Today we have the perfect video to satisfy a very particular demographic. If you love the whole 8-Bit aesthetic, and yet remain confused by the interactions of the three basics of photographic exposure — aperture, shutter speed and ISO — then sit back, relax and hit the play button on the Vimeo video above.
Let’s leave aside for the moment that if you were a real fan of 8-Bit games the first time around, then you probably already know very well how a manual camera works, and move on to the video (which can also be read in an even more retro medium — text – over at Light And Matter).
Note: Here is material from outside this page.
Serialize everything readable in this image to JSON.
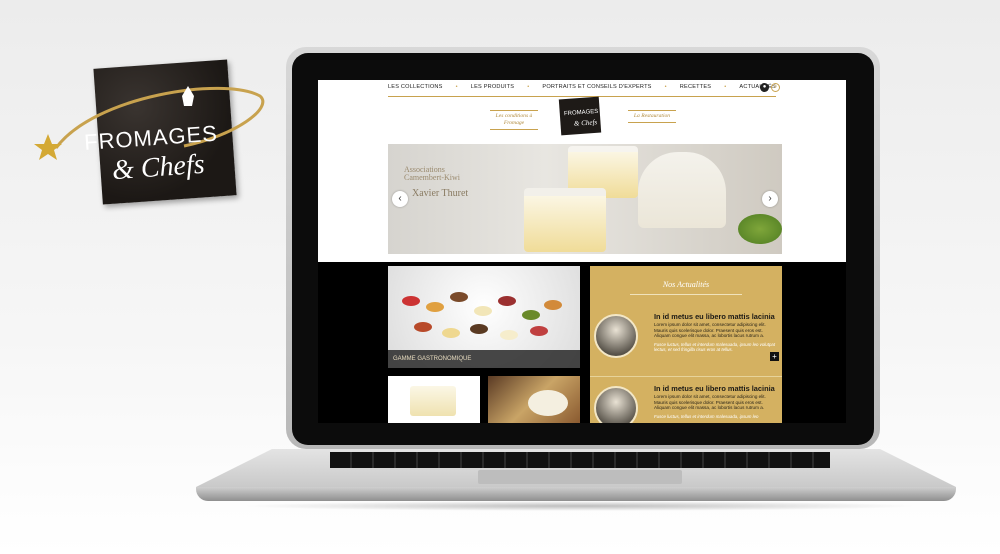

The trick is to remember that all three elements of exposure are interchangeable, and are measured in “stops.” Opening up the aperture by one stop (one click, say from ƒ5.6 to ƒ4) is the same as clicking the shutter speed from, say, 1/500 sec to 1/250 sec, or from one whole second to two whole seconds. All of these double the light falling on the sensor.
This also means that you can open up the lens by, say, three stops, and speed up the shutter by three stops and you’ll get the exact same amount of light on the sensor. This lets you use slow shutter speeds to blur motion, or close down the aperture to get front-to-back focus in the photo,
This was a lot easier to learn on a manual film camera, as each control had its own knob or clicky dial. Then again, I’m a big fan of auto cameras, if you take the time to know what they’re up to. And in this case, “taking the time” means watching this informative ten-minute video.
- Source Light And Matter